A survey released yesterday suggests that the number of new-business starts is four times higher than previous estimates.
Last year, 3.5 million new businesses were started in the United States, according to a survey conducted by the Gallup Organization for Wells Fargo Bank in San Francisco and the National Federation of Independent Business (NFIB), a trade group in Washington.
The poll of 36,000 people measures American entrepreneurship more broadly than have studies by the US Department of Labor, Dun & Bradstreet Corp., and the US Small Business Administration. The results may add credence to the view of start-ups as founts of new jobs.

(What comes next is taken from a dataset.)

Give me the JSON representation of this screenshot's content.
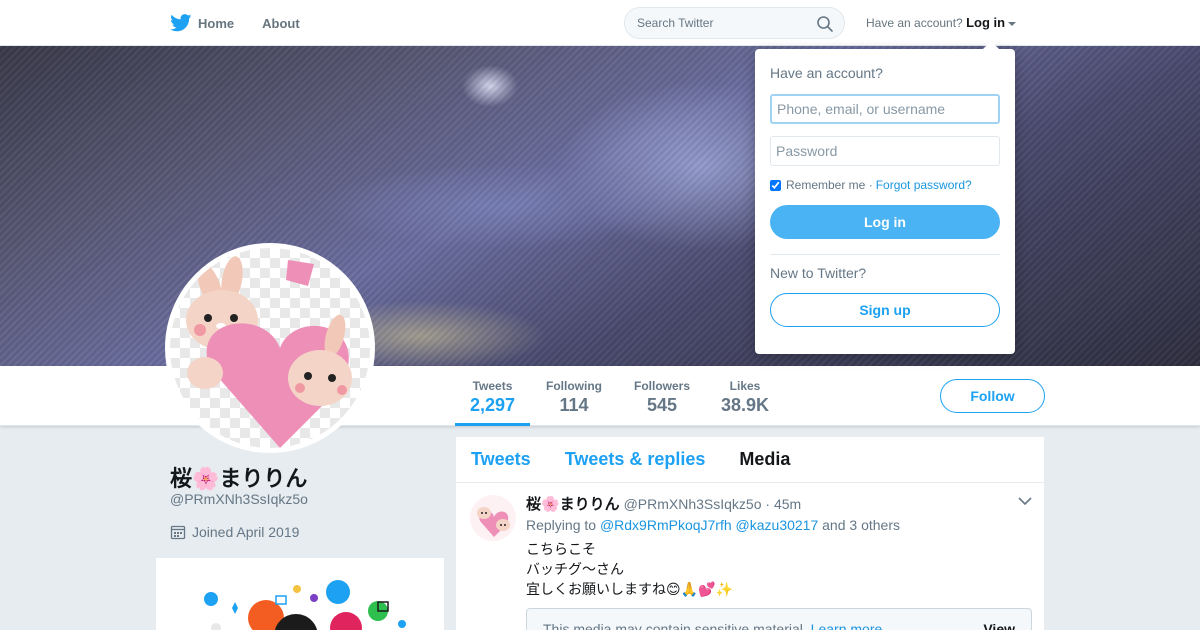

"It puts small business in a much more favorable light," says Murray Weidenbaum, director of the Center for the Study of American Business at Washington University in St. Louis. But he cautions: "When you get a difference in numbers of this magnitude, you need to be careful. He who controls the assumptions controls the results."
Other studies, which put start-ups at 700,000 to 900,000 a year, focus on businesses that have employees. In the new study, by contrast, three-fourths of start-ups have no employees other than the owner or owners.
"We define what counts as a business by letting the respondents define it. We include people who don't always hire three employees," says William Dennis, senior research fellow at the NFIB Education Foundation.
In fact, most of the new businesses are very small. Fewer than half list a business telephone. Two-thirds effectively employ the home as their principal business location. Many owners may hold other jobs.
The study is "very welcome," says Bruce Phillips of the US Small Business Administration. "It shows a great deal more business activity than we had previously thought existed." But "to gauge the true effect, you need to track these businesses ... over time," he says. If these businesses fold quickly, then the survey's results may not be as important as they seem on the surface.
"These businesses amount to less than 1 percent" of US economic output, says Bruce Kirchhoff, a professor of entrepreneurship at New Jersey Institute of Technology in Newark, N.J. "On the other hand, these might be important businesses in the early stages of start-up." He points to Apple Computer's humble, kitchen-counter beginnings as an example of how tiny firms can rapidly expand and become important players.
Mr. Dennis claims the survey shows a higher number of starts overall, not just for the smallest players passed over by earlier surveys.
"Even if you account for the people ... on the margins of the small-business world - that is only 27 percent of the population we are talking about." He defines these marginal operations as those where the owner works less than 40 hours a week, has no employees, no office, and no business telephone listing. Yet the study finds about the same number of new businesses with employees as other surveys have found.
Many experts say the survey's real importance is that it provides information, however scanty, on a sector of the American economy that has attracted little notice until recently. "It is part of business picture which heretofore very little was known about," Mr. Phillips says. Among the findings, for example, is that 900,000 of the start-ups had multiple owners; 2.6 million had one owner.
"What most places do in tracking business development is look for an official paper trail," says Jim Weidman of NFIB. "Well, this study found that a lot of these businesses don't have a paper trail until much farther down the road."
The survey "does give you the general parameters," says Paul Reynolds of Babson College in Wellesley, Mass. The planned follow-up surveys may, over the course of several years, make it possible for the results to be "linked to changes in the economic cycle, interest rates, and all that kind of stuff," he says. This might make the results more useful for understanding what goes on at the bottom of the business food chain, and what effect it has on the rest of the economy.
Lucille Reid, executive vice president of Wells Fargo, says the survey "makes us a lot more confident" about the potential size of the small-business loan market. "Twenty percent of the people starting business are under 30 years of age; that means a much larger market."
The study, observers say, is just the latest sign that start-up businesses are gaining respect as having a significant impact on the economy. "We cannot ignore business in its early stages," Mr. Kirchhoff says. "That's when the ideas and basic technologies form together."